Vista students pile on healthy lunches
Who says lunchtime isn’t educational? It certainly was for students at Vista Elementary School recently.
Granite District Food Services brought its “A to Z Salad Bar” lunch program to Vista on March 13. Students got to enjoy a huge variety of fruits and vegetables with names beginning with every letter of the alphabet, some of them familiar to the students and some completely new. The colorful spread, along with fun signage and balloons shaped like fruits and vegetables, was designed to make healthy food appealing to them, and get them try something new.
“At that age it can be a challenge,” District Food Services Representative Amy O’Grady said. “Our goal is to capture those most resistant to fruits and vegetables.”
Regular school lunches do include fruits and veggies already—students are required to have at least half a cup of either one every day, as per National School Lunch Program regulations. The “A to Z Salad Bar” is an extra treat with more extensive choices.
“It’s delightful because the kids are exposed to not only the alphabet, but fruits and vegetables that they never would have,” Vista’s assistant principal Mary Beth Schmidt said. And because of the alphabet theme, “The little children can relate to it as well as the older ones.”
Among the familiar strawberries and bananas were such things as asparagus, edamame, jicama and “ugly fruit.”
The salad bar is so extensive in fact, that it takes up a full quarter of an elementary school’s lunchroom space, O’Grady said. Although good for an occasional visit, it’s not really practical for everyday use.
However, the students seem to care very little about its impracticality, she said.
“Across the board it’s ‘Can we do this every day?’” O’Grady said.
Food Services is about food on the surface, but underneath that it is as much about education as any other aspect of the school system, O’Grady said.
“We really want to reach kids on the level of healthy lifestyles,” she said.

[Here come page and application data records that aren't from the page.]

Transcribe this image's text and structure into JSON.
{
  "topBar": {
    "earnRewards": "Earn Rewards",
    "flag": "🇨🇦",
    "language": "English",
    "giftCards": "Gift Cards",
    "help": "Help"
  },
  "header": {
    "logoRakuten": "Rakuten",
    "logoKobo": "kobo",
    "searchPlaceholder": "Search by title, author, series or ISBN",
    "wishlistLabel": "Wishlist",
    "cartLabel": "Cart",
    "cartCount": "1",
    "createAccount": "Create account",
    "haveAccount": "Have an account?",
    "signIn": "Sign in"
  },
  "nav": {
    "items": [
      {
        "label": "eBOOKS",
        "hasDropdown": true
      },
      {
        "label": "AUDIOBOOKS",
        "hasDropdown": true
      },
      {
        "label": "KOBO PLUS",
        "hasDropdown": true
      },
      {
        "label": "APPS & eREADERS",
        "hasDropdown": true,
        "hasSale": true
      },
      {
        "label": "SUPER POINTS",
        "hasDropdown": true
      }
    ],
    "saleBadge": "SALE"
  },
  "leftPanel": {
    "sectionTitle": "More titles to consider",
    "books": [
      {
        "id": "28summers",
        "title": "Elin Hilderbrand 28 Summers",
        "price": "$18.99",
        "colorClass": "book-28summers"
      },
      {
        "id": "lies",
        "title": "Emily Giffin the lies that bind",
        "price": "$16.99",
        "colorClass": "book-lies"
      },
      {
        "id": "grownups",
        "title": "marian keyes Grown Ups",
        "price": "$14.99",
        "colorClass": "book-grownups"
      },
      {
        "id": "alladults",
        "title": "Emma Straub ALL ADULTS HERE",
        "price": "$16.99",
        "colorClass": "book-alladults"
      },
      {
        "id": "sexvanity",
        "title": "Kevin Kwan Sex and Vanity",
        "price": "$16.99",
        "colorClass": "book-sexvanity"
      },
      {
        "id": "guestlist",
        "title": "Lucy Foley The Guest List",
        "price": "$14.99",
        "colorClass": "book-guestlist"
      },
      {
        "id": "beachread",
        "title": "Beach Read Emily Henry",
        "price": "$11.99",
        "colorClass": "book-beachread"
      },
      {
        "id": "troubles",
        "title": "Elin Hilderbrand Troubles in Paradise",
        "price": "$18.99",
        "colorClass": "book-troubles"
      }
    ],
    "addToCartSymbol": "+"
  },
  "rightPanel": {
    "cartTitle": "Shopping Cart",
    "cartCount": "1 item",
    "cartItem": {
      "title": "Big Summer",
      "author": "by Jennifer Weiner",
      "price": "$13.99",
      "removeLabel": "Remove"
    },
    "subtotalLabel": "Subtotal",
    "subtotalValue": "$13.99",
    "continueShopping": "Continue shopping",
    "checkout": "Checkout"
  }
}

If students find one new thing they like and convince their parents to buy it at the grocery store, that would be considered a win for the program, she said.